The task:
Word for word, print the entries that follow.

**** Raw data

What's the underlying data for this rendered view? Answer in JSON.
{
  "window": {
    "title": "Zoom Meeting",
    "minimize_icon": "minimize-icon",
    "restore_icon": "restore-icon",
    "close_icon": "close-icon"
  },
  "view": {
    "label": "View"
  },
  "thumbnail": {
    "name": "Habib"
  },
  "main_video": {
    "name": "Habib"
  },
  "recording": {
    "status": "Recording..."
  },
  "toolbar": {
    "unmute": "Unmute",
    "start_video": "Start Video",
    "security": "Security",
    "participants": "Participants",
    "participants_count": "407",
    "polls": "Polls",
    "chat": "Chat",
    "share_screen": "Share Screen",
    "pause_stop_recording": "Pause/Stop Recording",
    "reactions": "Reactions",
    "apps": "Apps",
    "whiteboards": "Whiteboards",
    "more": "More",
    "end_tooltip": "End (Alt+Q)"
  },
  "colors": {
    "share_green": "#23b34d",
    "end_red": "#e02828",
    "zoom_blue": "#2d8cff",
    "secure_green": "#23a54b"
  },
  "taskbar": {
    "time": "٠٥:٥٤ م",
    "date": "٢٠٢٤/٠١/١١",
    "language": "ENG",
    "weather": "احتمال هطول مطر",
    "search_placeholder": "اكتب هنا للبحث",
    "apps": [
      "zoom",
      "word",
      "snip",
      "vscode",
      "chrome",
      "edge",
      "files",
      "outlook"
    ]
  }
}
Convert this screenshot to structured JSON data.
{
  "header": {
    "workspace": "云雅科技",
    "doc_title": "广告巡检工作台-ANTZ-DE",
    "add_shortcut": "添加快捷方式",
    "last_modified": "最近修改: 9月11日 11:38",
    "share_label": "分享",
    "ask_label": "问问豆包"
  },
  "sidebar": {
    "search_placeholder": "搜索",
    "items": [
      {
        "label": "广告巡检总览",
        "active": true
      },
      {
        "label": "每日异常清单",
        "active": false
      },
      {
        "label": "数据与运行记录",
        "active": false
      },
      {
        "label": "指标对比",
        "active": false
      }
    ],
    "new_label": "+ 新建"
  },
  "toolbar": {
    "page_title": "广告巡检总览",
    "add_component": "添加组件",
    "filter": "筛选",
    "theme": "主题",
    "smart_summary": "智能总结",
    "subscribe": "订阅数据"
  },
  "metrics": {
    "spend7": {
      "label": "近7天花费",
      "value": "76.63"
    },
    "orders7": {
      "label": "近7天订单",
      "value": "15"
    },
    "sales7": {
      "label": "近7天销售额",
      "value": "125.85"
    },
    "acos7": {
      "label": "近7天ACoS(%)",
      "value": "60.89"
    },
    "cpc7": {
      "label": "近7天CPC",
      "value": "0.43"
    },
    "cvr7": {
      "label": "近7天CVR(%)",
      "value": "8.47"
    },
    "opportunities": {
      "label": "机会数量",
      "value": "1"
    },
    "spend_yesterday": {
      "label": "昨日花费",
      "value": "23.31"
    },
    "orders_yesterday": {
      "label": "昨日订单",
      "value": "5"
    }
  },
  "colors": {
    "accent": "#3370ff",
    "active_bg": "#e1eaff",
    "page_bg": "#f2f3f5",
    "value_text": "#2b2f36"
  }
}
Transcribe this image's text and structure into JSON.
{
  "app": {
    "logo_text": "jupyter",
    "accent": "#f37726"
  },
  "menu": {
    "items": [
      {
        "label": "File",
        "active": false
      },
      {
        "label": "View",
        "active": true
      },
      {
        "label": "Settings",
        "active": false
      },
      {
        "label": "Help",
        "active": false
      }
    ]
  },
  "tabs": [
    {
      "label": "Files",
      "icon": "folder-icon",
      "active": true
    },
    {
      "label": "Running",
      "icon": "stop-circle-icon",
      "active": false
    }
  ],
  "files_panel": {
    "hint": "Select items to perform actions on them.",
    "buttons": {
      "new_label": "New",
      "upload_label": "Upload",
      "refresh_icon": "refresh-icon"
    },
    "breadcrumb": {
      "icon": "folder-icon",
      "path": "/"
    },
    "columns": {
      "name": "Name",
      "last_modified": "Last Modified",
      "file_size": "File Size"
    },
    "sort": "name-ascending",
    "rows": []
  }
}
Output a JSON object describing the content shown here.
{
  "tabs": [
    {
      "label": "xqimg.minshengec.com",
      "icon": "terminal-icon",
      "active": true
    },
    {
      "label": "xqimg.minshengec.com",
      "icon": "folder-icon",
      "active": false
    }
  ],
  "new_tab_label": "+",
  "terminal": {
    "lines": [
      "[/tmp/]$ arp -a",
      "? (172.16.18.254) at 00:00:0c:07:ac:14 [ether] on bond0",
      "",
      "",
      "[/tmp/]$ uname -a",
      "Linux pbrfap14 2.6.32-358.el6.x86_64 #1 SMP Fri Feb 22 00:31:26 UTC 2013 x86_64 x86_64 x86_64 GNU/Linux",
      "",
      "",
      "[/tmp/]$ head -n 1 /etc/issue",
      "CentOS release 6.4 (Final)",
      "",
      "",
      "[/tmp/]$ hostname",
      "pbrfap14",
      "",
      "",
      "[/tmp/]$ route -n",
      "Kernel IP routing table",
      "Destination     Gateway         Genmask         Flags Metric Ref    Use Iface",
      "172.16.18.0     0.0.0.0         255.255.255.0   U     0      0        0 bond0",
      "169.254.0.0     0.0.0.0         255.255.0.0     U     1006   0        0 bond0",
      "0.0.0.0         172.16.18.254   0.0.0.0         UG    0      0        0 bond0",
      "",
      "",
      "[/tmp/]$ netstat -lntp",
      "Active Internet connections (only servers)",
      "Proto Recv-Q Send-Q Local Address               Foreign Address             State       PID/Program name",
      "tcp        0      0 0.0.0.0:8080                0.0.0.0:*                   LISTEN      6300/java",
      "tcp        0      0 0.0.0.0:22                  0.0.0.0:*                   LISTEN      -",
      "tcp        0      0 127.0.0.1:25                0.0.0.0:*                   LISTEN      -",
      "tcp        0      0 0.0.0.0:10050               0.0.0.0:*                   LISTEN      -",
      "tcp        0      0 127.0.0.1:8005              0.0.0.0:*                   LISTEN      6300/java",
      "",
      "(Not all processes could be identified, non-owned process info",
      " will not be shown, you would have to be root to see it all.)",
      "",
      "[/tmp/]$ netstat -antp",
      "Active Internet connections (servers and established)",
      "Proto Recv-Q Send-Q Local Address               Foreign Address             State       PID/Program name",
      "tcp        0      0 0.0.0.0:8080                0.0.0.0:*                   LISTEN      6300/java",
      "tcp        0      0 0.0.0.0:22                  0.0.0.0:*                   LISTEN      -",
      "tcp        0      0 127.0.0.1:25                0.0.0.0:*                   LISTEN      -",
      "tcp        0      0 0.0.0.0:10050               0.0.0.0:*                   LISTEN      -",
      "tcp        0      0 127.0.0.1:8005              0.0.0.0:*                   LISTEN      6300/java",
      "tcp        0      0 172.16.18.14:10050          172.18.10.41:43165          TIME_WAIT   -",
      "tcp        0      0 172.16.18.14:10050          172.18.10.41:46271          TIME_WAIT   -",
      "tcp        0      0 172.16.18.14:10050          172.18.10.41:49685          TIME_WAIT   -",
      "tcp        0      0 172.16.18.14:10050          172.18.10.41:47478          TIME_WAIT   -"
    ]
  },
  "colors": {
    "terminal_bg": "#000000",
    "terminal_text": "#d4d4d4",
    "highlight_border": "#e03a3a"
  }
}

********

Your response:
What's the underlying data for this rendered view? Answer in JSON.
{
  "window": {
    "title": "Zoom Meeting",
    "minimize_icon": "minimize-icon",
    "restore_icon": "restore-icon",
    "close_icon": "close-icon"
  },
  "view": {
    "label": "View"
  },
  "thumbnail": {
    "name": "Habib"
  },
  "main_video": {
    "name": "Habib"
  },
  "recording": {
    "status": "Recording..."
  },
  "toolbar": {
    "unmute": "Unmute",
    "start_video": "Start Video",
    "security": "Security",
    "participants": "Participants",
    "participants_count": "407",
    "polls": "Polls",
    "chat": "Chat",
    "share_screen": "Share Screen",
    "pause_stop_recording": "Pause/Stop Recording",
    "reactions": "Reactions",
    "apps": "Apps",
    "whiteboards": "Whiteboards",
    "more": "More",
    "end_tooltip": "End (Alt+Q)"
  },
  "colors": {
    "share_green": "#23b34d",
    "end_red": "#e02828",
    "zoom_blue": "#2d8cff",
    "secure_green": "#23a54b"
  },
  "taskbar": {
    "time": "٠٥:٥٤ م",
    "date": "٢٠٢٤/٠١/١١",
    "language": "ENG",
    "weather": "احتمال هطول مطر",
    "search_placeholder": "اكتب هنا للبحث",
    "apps": [
      "zoom",
      "word",
      "snip",
      "vscode",
      "chrome",
      "edge",
      "files",
      "outlook"
    ]
  }
}
Convert this screenshot to structured JSON data.
{
  "header": {
    "workspace": "云雅科技",
    "doc_title": "广告巡检工作台-ANTZ-DE",
    "add_shortcut": "添加快捷方式",
    "last_modified": "最近修改: 9月11日 11:38",
    "share_label": "分享",
    "ask_label": "问问豆包"
  },
  "sidebar": {
    "search_placeholder": "搜索",
    "items": [
      {
        "label": "广告巡检总览",
        "active": true
      },
      {
        "label": "每日异常清单",
        "active": false
      },
      {
        "label": "数据与运行记录",
        "active": false
      },
      {
        "label": "指标对比",
        "active": false
      }
    ],
    "new_label": "+ 新建"
  },
  "toolbar": {
    "page_title": "广告巡检总览",
    "add_component": "添加组件",
    "filter": "筛选",
    "theme": "主题",
    "smart_summary": "智能总结",
    "subscribe": "订阅数据"
  },
  "metrics": {
    "spend7": {
      "label": "近7天花费",
      "value": "76.63"
    },
    "orders7": {
      "label": "近7天订单",
      "value": "15"
    },
    "sales7": {
      "label": "近7天销售额",
      "value": "125.85"
    },
    "acos7": {
      "label": "近7天ACoS(%)",
      "value": "60.89"
    },
    "cpc7": {
      "label": "近7天CPC",
      "value": "0.43"
    },
    "cvr7": {
      "label": "近7天CVR(%)",
      "value": "8.47"
    },
    "opportunities": {
      "label": "机会数量",
      "value": "1"
    },
    "spend_yesterday": {
      "label": "昨日花费",
      "value": "23.31"
    },
    "orders_yesterday": {
      "label": "昨日订单",
      "value": "5"
    }
  },
  "colors": {
    "accent": "#3370ff",
    "active_bg": "#e1eaff",
    "page_bg": "#f2f3f5",
    "value_text": "#2b2f36"
  }
}
Transcribe this image's text and structure into JSON.
{
  "app": {
    "logo_text": "jupyter",
    "accent": "#f37726"
  },
  "menu": {
    "items": [
      {
        "label": "File",
        "active": false
      },
      {
        "label": "View",
        "active": true
      },
      {
        "label": "Settings",
        "active": false
      },
      {
        "label": "Help",
        "active": false
      }
    ]
  },
  "tabs": [
    {
      "label": "Files",
      "icon": "folder-icon",
      "active": true
    },
    {
      "label": "Running",
      "icon": "stop-circle-icon",
      "active": false
    }
  ],
  "files_panel": {
    "hint": "Select items to perform actions on them.",
    "buttons": {
      "new_label": "New",
      "upload_label": "Upload",
      "refresh_icon": "refresh-icon"
    },
    "breadcrumb": {
      "icon": "folder-icon",
      "path": "/"
    },
    "columns": {
      "name": "Name",
      "last_modified": "Last Modified",
      "file_size": "File Size"
    },
    "sort": "name-ascending",
    "rows": []
  }
}
Output a JSON object describing the content shown here.
{
  "tabs": [
    {
      "label": "xqimg.minshengec.com",
      "icon": "terminal-icon",
      "active": true
    },
    {
      "label": "xqimg.minshengec.com",
      "icon": "folder-icon",
      "active": false
    }
  ],
  "new_tab_label": "+",
  "terminal": {
    "lines": [
      "[/tmp/]$ arp -a",
      "? (172.16.18.254) at 00:00:0c:07:ac:14 [ether] on bond0",
      "",
      "",
      "[/tmp/]$ uname -a",
      "Linux pbrfap14 2.6.32-358.el6.x86_64 #1 SMP Fri Feb 22 00:31:26 UTC 2013 x86_64 x86_64 x86_64 GNU/Linux",
      "",
      "",
      "[/tmp/]$ head -n 1 /etc/issue",
      "CentOS release 6.4 (Final)",
      "",
      "",
      "[/tmp/]$ hostname",
      "pbrfap14",
      "",
      "",
      "[/tmp/]$ route -n",
      "Kernel IP routing table",
      "Destination     Gateway         Genmask         Flags Metric Ref    Use Iface",
      "172.16.18.0     0.0.0.0         255.255.255.0   U     0      0        0 bond0",
      "169.254.0.0     0.0.0.0         255.255.0.0     U     1006   0        0 bond0",
      "0.0.0.0         172.16.18.254   0.0.0.0         UG    0      0        0 bond0",
      "",
      "",
      "[/tmp/]$ netstat -lntp",
      "Active Internet connections (only servers)",
      "Proto Recv-Q Send-Q Local Address               Foreign Address             State       PID/Program name",
      "tcp        0      0 0.0.0.0:8080                0.0.0.0:*                   LISTEN      6300/java",
      "tcp        0      0 0.0.0.0:22                  0.0.0.0:*                   LISTEN      -",
      "tcp        0      0 127.0.0.1:25                0.0.0.0:*                   LISTEN      -",
      "tcp        0      0 0.0.0.0:10050               0.0.0.0:*                   LISTEN      -",
      "tcp        0      0 127.0.0.1:8005              0.0.0.0:*                   LISTEN      6300/java",
      "",
      "(Not all processes could be identified, non-owned process info",
      " will not be shown, you would have to be root to see it all.)",
      "",
      "[/tmp/]$ netstat -antp",
      "Active Internet connections (servers and established)",
      "Proto Recv-Q Send-Q Local Address               Foreign Address             State       PID/Program name",
      "tcp        0      0 0.0.0.0:8080                0.0.0.0:*                   LISTEN      6300/java",
      "tcp        0      0 0.0.0.0:22                  0.0.0.0:*                   LISTEN      -",
      "tcp        0      0 127.0.0.1:25                0.0.0.0:*                   LISTEN      -",
      "tcp        0      0 0.0.0.0:10050               0.0.0.0:*                   LISTEN      -",
      "tcp        0      0 127.0.0.1:8005              0.0.0.0:*                   LISTEN      6300/java",
      "tcp        0      0 172.16.18.14:10050          172.18.10.41:43165          TIME_WAIT   -",
      "tcp        0      0 172.16.18.14:10050          172.18.10.41:46271          TIME_WAIT   -",
      "tcp        0      0 172.16.18.14:10050          172.18.10.41:49685          TIME_WAIT   -",
      "tcp        0      0 172.16.18.14:10050          172.18.10.41:47478          TIME_WAIT   -"
    ]
  },
  "colors": {
    "terminal_bg": "#000000",
    "terminal_text": "#d4d4d4",
    "highlight_border": "#e03a3a"
  }
}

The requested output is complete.